→ EXERCISE:
Each line below has to be output exactly, from first to last.

(ENTRIES SUPPLIED)

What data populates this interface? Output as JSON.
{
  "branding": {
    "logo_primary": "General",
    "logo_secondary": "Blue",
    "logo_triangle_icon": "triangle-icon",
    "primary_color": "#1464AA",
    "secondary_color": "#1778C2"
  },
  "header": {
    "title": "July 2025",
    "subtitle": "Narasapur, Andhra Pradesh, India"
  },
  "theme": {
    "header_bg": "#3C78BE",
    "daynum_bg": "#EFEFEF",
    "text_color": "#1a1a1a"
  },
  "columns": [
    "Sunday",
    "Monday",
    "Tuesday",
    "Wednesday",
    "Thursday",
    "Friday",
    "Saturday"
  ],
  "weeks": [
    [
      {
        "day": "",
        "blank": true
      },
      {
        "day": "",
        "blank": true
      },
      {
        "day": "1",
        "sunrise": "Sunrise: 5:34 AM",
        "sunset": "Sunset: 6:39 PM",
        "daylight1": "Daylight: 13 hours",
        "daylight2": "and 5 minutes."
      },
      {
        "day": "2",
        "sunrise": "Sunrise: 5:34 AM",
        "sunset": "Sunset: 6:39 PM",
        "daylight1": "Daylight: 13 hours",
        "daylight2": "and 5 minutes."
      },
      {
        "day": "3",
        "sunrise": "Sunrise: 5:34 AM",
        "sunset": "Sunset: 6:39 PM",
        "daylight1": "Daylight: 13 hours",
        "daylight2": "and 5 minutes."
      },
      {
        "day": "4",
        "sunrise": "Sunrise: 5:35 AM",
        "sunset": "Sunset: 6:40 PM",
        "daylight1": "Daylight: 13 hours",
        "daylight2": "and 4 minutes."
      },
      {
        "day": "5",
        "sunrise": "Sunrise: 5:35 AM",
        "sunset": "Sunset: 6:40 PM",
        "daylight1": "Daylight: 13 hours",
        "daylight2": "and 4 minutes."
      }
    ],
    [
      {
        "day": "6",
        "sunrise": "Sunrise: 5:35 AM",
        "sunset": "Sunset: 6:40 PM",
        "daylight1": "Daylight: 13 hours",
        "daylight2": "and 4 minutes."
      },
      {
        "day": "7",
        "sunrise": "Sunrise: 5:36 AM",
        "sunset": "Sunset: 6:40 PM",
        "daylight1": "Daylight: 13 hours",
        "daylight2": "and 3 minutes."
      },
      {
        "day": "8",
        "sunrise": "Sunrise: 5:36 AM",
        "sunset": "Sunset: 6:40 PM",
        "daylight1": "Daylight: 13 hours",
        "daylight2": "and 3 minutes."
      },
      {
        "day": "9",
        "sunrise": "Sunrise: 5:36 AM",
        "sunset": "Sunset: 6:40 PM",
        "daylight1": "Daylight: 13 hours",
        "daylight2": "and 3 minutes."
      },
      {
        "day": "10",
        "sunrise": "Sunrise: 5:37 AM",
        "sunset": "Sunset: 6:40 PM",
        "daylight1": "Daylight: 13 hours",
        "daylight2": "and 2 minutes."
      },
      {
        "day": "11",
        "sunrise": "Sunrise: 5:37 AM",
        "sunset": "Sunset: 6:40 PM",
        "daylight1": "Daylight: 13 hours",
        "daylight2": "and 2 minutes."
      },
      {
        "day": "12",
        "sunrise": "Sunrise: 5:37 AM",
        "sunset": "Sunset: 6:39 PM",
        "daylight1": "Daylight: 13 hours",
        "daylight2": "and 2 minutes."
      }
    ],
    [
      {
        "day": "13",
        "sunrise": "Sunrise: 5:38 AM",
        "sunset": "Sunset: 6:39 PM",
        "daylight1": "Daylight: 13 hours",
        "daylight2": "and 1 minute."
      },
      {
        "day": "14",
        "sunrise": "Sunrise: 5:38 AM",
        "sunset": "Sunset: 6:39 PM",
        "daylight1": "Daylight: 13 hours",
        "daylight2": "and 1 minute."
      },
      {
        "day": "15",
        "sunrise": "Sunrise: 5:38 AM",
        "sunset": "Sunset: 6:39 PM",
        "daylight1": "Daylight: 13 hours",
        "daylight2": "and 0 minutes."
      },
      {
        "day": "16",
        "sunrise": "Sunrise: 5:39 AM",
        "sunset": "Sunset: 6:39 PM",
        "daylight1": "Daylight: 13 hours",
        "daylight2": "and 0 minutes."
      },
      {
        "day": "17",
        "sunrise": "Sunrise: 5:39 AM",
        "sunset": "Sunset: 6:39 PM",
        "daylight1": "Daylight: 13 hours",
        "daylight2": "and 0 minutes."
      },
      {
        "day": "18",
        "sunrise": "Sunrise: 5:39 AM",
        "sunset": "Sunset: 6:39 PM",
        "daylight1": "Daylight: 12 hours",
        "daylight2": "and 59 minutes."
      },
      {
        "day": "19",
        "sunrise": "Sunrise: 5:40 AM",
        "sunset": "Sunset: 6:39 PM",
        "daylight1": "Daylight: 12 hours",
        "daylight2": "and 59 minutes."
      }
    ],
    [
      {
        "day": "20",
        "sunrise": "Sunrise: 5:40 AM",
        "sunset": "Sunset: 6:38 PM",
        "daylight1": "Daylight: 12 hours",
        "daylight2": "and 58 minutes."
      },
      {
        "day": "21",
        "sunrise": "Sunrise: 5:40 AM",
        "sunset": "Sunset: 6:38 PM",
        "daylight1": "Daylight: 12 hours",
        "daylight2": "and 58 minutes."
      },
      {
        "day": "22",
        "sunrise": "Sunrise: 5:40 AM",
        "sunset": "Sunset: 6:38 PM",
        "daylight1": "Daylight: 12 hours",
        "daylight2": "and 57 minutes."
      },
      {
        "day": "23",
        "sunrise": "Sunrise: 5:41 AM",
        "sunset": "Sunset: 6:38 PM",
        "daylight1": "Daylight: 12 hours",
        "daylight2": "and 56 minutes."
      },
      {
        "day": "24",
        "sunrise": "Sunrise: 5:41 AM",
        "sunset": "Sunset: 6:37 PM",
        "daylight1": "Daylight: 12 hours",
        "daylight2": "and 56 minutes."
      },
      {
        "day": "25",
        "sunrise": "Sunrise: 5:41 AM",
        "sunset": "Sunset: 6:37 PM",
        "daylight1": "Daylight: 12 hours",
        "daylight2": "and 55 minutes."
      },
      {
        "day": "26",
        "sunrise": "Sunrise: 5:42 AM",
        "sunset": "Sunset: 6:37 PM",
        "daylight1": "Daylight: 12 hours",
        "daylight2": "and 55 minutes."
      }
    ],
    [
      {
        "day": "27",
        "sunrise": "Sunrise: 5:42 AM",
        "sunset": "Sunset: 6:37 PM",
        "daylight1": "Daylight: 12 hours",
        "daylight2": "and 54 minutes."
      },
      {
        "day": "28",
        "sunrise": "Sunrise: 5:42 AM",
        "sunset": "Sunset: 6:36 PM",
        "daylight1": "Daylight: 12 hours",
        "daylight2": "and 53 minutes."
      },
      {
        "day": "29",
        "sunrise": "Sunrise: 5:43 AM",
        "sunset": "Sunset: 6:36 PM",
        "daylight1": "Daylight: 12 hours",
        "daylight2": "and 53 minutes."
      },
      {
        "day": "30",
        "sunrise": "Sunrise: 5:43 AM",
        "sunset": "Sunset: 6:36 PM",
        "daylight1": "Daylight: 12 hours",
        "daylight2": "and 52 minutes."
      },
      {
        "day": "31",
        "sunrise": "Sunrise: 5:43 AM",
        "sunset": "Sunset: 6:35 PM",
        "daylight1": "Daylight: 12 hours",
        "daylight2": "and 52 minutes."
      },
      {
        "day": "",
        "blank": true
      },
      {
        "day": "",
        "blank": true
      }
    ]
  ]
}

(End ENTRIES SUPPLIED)

→ WRITTEN ANSWER:
What data populates this interface? Output as JSON.
{
  "branding": {
    "logo_primary": "General",
    "logo_secondary": "Blue",
    "logo_triangle_icon": "triangle-icon",
    "primary_color": "#1464AA",
    "secondary_color": "#1778C2"
  },
  "header": {
    "title": "July 2025",
    "subtitle": "Narasapur, Andhra Pradesh, India"
  },
  "theme": {
    "header_bg": "#3C78BE",
    "daynum_bg": "#EFEFEF",
    "text_color": "#1a1a1a"
  },
  "columns": [
    "Sunday",
    "Monday",
    "Tuesday",
    "Wednesday",
    "Thursday",
    "Friday",
    "Saturday"
  ],
  "weeks": [
    [
      {
        "day": "",
        "blank": true
      },
      {
        "day": "",
        "blank": true
      },
      {
        "day": "1",
        "sunrise": "Sunrise: 5:34 AM",
        "sunset": "Sunset: 6:39 PM",
        "daylight1": "Daylight: 13 hours",
        "daylight2": "and 5 minutes."
      },
      {
        "day": "2",
        "sunrise": "Sunrise: 5:34 AM",
        "sunset": "Sunset: 6:39 PM",
        "daylight1": "Daylight: 13 hours",
        "daylight2": "and 5 minutes."
      },
      {
        "day": "3",
        "sunrise": "Sunrise: 5:34 AM",
        "sunset": "Sunset: 6:39 PM",
        "daylight1": "Daylight: 13 hours",
        "daylight2": "and 5 minutes."
      },
      {
        "day": "4",
        "sunrise": "Sunrise: 5:35 AM",
        "sunset": "Sunset: 6:40 PM",
        "daylight1": "Daylight: 13 hours",
        "daylight2": "and 4 minutes."
      },
      {
        "day": "5",
        "sunrise": "Sunrise: 5:35 AM",
        "sunset": "Sunset: 6:40 PM",
        "daylight1": "Daylight: 13 hours",
        "daylight2": "and 4 minutes."
      }
    ],
    [
      {
        "day": "6",
        "sunrise": "Sunrise: 5:35 AM",
        "sunset": "Sunset: 6:40 PM",
        "daylight1": "Daylight: 13 hours",
        "daylight2": "and 4 minutes."
      },
      {
        "day": "7",
        "sunrise": "Sunrise: 5:36 AM",
        "sunset": "Sunset: 6:40 PM",
        "daylight1": "Daylight: 13 hours",
        "daylight2": "and 3 minutes."
      },
      {
        "day": "8",
        "sunrise": "Sunrise: 5:36 AM",
        "sunset": "Sunset: 6:40 PM",
        "daylight1": "Daylight: 13 hours",
        "daylight2": "and 3 minutes."
      },
      {
        "day": "9",
        "sunrise": "Sunrise: 5:36 AM",
        "sunset": "Sunset: 6:40 PM",
        "daylight1": "Daylight: 13 hours",
        "daylight2": "and 3 minutes."
      },
      {
        "day": "10",
        "sunrise": "Sunrise: 5:37 AM",
        "sunset": "Sunset: 6:40 PM",
        "daylight1": "Daylight: 13 hours",
        "daylight2": "and 2 minutes."
      },
      {
        "day": "11",
        "sunrise": "Sunrise: 5:37 AM",
        "sunset": "Sunset: 6:40 PM",
        "daylight1": "Daylight: 13 hours",
        "daylight2": "and 2 minutes."
      },
      {
        "day": "12",
        "sunrise": "Sunrise: 5:37 AM",
        "sunset": "Sunset: 6:39 PM",
        "daylight1": "Daylight: 13 hours",
        "daylight2": "and 2 minutes."
      }
    ],
    [
      {
        "day": "13",
        "sunrise": "Sunrise: 5:38 AM",
        "sunset": "Sunset: 6:39 PM",
        "daylight1": "Daylight: 13 hours",
        "daylight2": "and 1 minute."
      },
      {
        "day": "14",
        "sunrise": "Sunrise: 5:38 AM",
        "sunset": "Sunset: 6:39 PM",
        "daylight1": "Daylight: 13 hours",
        "daylight2": "and 1 minute."
      },
      {
        "day": "15",
        "sunrise": "Sunrise: 5:38 AM",
        "sunset": "Sunset: 6:39 PM",
        "daylight1": "Daylight: 13 hours",
        "daylight2": "and 0 minutes."
      },
      {
        "day": "16",
        "sunrise": "Sunrise: 5:39 AM",
        "sunset": "Sunset: 6:39 PM",
        "daylight1": "Daylight: 13 hours",
        "daylight2": "and 0 minutes."
      },
      {
        "day": "17",
        "sunrise": "Sunrise: 5:39 AM",
        "sunset": "Sunset: 6:39 PM",
        "daylight1": "Daylight: 13 hours",
        "daylight2": "and 0 minutes."
      },
      {
        "day": "18",
        "sunrise": "Sunrise: 5:39 AM",
        "sunset": "Sunset: 6:39 PM",
        "daylight1": "Daylight: 12 hours",
        "daylight2": "and 59 minutes."
      },
      {
        "day": "19",
        "sunrise": "Sunrise: 5:40 AM",
        "sunset": "Sunset: 6:39 PM",
        "daylight1": "Daylight: 12 hours",
        "daylight2": "and 59 minutes."
      }
    ],
    [
      {
        "day": "20",
        "sunrise": "Sunrise: 5:40 AM",
        "sunset": "Sunset: 6:38 PM",
        "daylight1": "Daylight: 12 hours",
        "daylight2": "and 58 minutes."
      },
      {
        "day": "21",
        "sunrise": "Sunrise: 5:40 AM",
        "sunset": "Sunset: 6:38 PM",
        "daylight1": "Daylight: 12 hours",
        "daylight2": "and 58 minutes."
      },
      {
        "day": "22",
        "sunrise": "Sunrise: 5:40 AM",
        "sunset": "Sunset: 6:38 PM",
        "daylight1": "Daylight: 12 hours",
        "daylight2": "and 57 minutes."
      },
      {
        "day": "23",
        "sunrise": "Sunrise: 5:41 AM",
        "sunset": "Sunset: 6:38 PM",
        "daylight1": "Daylight: 12 hours",
        "daylight2": "and 56 minutes."
      },
      {
        "day": "24",
        "sunrise": "Sunrise: 5:41 AM",
        "sunset": "Sunset: 6:37 PM",
        "daylight1": "Daylight: 12 hours",
        "daylight2": "and 56 minutes."
      },
      {
        "day": "25",
        "sunrise": "Sunrise: 5:41 AM",
        "sunset": "Sunset: 6:37 PM",
        "daylight1": "Daylight: 12 hours",
        "daylight2": "and 55 minutes."
      },
      {
        "day": "26",
        "sunrise": "Sunrise: 5:42 AM",
        "sunset": "Sunset: 6:37 PM",
        "daylight1": "Daylight: 12 hours",
        "daylight2": "and 55 minutes."
      }
    ],
    [
      {
        "day": "27",
        "sunrise": "Sunrise: 5:42 AM",
        "sunset": "Sunset: 6:37 PM",
        "daylight1": "Daylight: 12 hours",
        "daylight2": "and 54 minutes."
      },
      {
        "day": "28",
        "sunrise": "Sunrise: 5:42 AM",
        "sunset": "Sunset: 6:36 PM",
        "daylight1": "Daylight: 12 hours",
        "daylight2": "and 53 minutes."
      },
      {
        "day": "29",
        "sunrise": "Sunrise: 5:43 AM",
        "sunset": "Sunset: 6:36 PM",
        "daylight1": "Daylight: 12 hours",
        "daylight2": "and 53 minutes."
      },
      {
        "day": "30",
        "sunrise": "Sunrise: 5:43 AM",
        "sunset": "Sunset: 6:36 PM",
        "daylight1": "Daylight: 12 hours",
        "daylight2": "and 52 minutes."
      },
      {
        "day": "31",
        "sunrise": "Sunrise: 5:43 AM",
        "sunset": "Sunset: 6:35 PM",
        "daylight1": "Daylight: 12 hours",
        "daylight2": "and 52 minutes."
      },
      {
        "day": "",
        "blank": true
      },
      {
        "day": "",
        "blank": true
      }
    ]
  ]
}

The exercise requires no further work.